“Trusts for minors”, or minor’s trusts, are very specific types of trusts that are used to hold and distribute property or assets to minors. They typically provide instructions that the money or property assets will be held in trust until the minor reaches the age of majority. This is usually 21 years old in most cases.
Trusts themselves are financial tools that allow a person to manage and distribute their property more efficiently. There are many different types of trusts, and trust laws can vary by state.
The person creating the trust may also place various conditions on the trust, which must be met before the child or minor can claim the property or assets. For example, the trust may have instructions that the property may only be distributed “when the minor is at least 21 years old and has graduated from college.”
Knowing the various terms associated with trusts is helpful in understanding how trusts for minors work. The person creating the trust is typically called the “settlor” or “grantor.” The settlor will transfer the assets to a third party, who is known as a “trustee.” This trustee will hold the assets in trust according to the settlor’s specific instructions.
At the specified time, the trustee will then transfer the assets to the recipient, who is usually called the “beneficiary.” In trusts for minors, the beneficiary is the named child or minor.
The main benefit of minor’s trusts are the various tax exemptions that may be available. Generally, a parent can make a gift to a minor up to a certain amount, without resulting in any tax consequences. This is known in most states as the “gift tax exemption”. However, in order to qualify for the exemption, certain requirements must be met. For instance, the child must have “immediate access” to the gift and “control” over it.
Normal trusts usually wouldn’t qualify under state gift tax exemption laws. This is because the recipient won’t have immediate access to it (they usually only claim the trust assets several years later).
Also, another benefit (and often the very reason why such trusts are set up) is that it can help transfer money or property to a person in a way that is more financially responsible. For instance, if the beneficiary received the property at a very young age, then they might not have the capabilities or understanding to manage such property or funds.
If a trust is put under control of a responsible guardian, then the minor won’t be able to spend all of it and the trust could potentially grow in value if it is invested (and invested wisely).
In order to be valid, a trust for a minor needs to meet all the basic requirements for a trust, and several others. These may include requirements such as:
- The minor is the only stated beneficiary for the trust;
- All income that the trust generates must be transferred to the child when they reach a certain age (usually age 21). This includes the original assets; and
- The minor is given the right to distribute the trust assets in the event that they become deceased before the age of 21. That is, the minor can state how the trust is to be distributed in their will or other legal document. In some states, the age of majority may be 18 years old and not 21.
- However, the time that the minor is to receive the trust assets depends on the settlor’s intent and personal preferences. In some instances, the settlor may state an even later time, such as age 25.

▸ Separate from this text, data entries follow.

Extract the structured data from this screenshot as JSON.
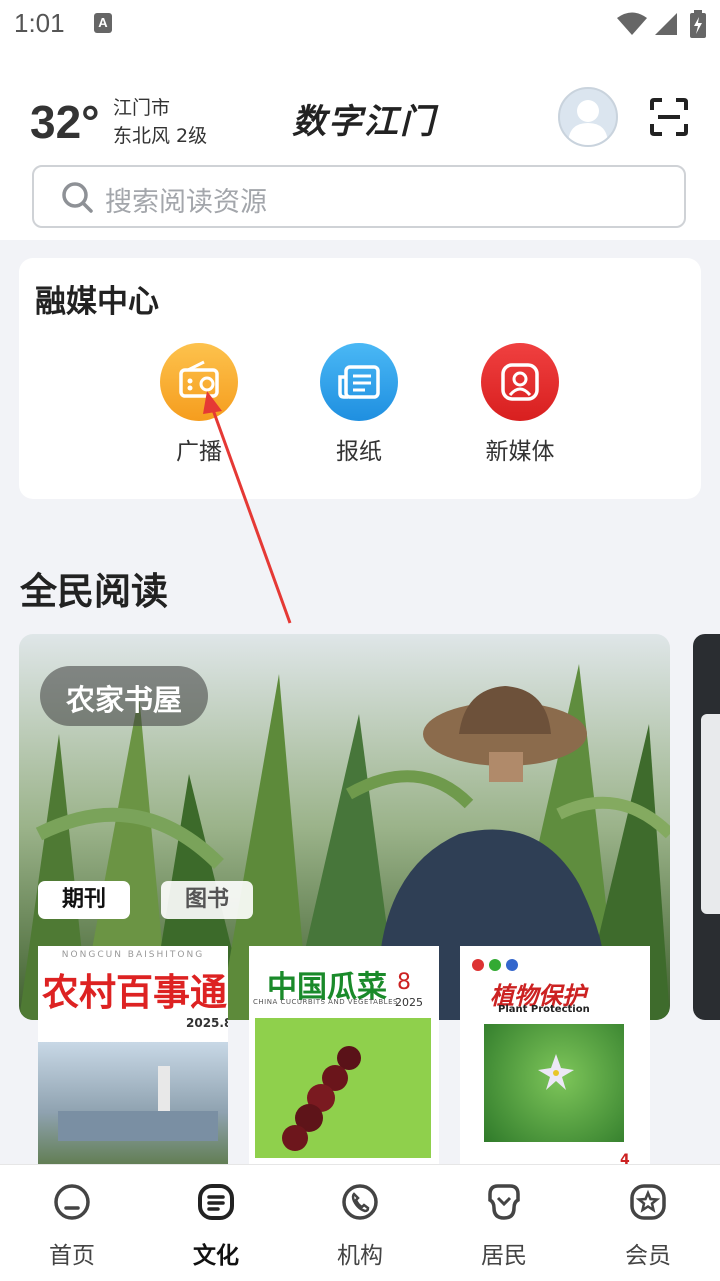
{
  "status": {
    "time": "1:01",
    "notif_letter": "A"
  },
  "weather": {
    "temperature": "32°",
    "city": "江门市",
    "wind": "东北风  2级"
  },
  "app": {
    "title": "数字江门"
  },
  "search": {
    "placeholder": "搜索阅读资源"
  },
  "media_center": {
    "title": "融媒中心",
    "items": [
      {
        "label": "广播",
        "icon": "radio-icon",
        "color": "#f5a623"
      },
      {
        "label": "报纸",
        "icon": "newspaper-icon",
        "color": "#2a9ee8"
      },
      {
        "label": "新媒体",
        "icon": "new-media-icon",
        "color": "#e02b2b"
      }
    ]
  },
  "reading": {
    "title": "全民阅读",
    "banner_label": "农家书屋",
    "tabs": [
      "期刊",
      "图书"
    ],
    "covers": [
      {
        "title": "农村百事通",
        "pinyin": "NONGCUN  BAISHITONG",
        "issue": "2025.8"
      },
      {
        "title": "中国瓜菜",
        "subtitle": "CHINA CUCURBITS AND VEGETABLES",
        "issue": "8",
        "year": "2025"
      },
      {
        "title": "植物保护",
        "subtitle": "Plant Protection",
        "issue": "4"
      }
    ]
  },
  "bottom_nav": [
    {
      "label": "首页",
      "icon": "home-icon"
    },
    {
      "label": "文化",
      "icon": "culture-icon"
    },
    {
      "label": "机构",
      "icon": "phone-icon"
    },
    {
      "label": "居民",
      "icon": "resident-icon"
    },
    {
      "label": "会员",
      "icon": "member-icon"
    }
  ],
  "colors": {
    "accent_arrow": "#e53935",
    "tab_selected_bg": "#ffffff"
  }
}
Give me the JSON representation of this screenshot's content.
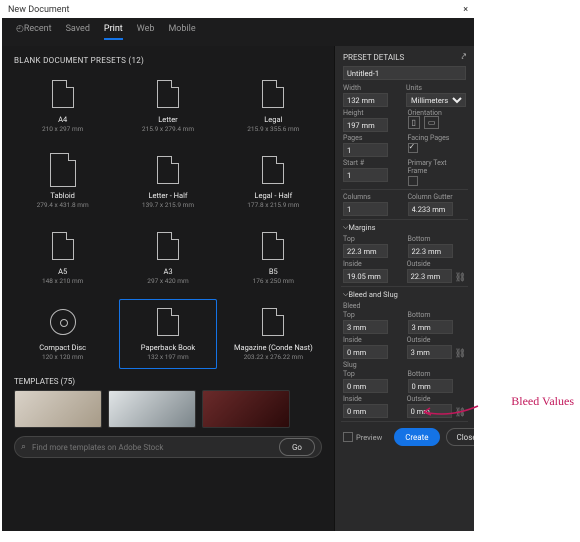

In some cases, it may happen that the trust assets are not actually claimed at the specified time. What usually happens in such circumstances is that the beneficiary will be given notice that the trust assets are now available. After they receive notice, they usually have around 30 to 60 days to claim the assets or property (the “notice window”).
If the 30-60 days expires without the beneficiary claiming their property or assets, then the funds will remain in the trust account. However, they will be outside of the beneficiary’s control. Depending on the trust instructions, the beneficiary may not regain access for a specified period of time, which can be anywhere from 5-10 years. Jurisdictional rules may also affect the access time.
Creating a trust for a minor can often be a complex undertaking. There may be several considerations that you need to make, since the assets might not be distributed for many years. Also, the rules and laws governing trusts may vary by region.
However, a wills, trusts, and estates lawyer in your area can help you draft, review, and implement the trust so that it is valid. Also, a lawyer near you can represent you in court if a dispute arises over the minor’s trust.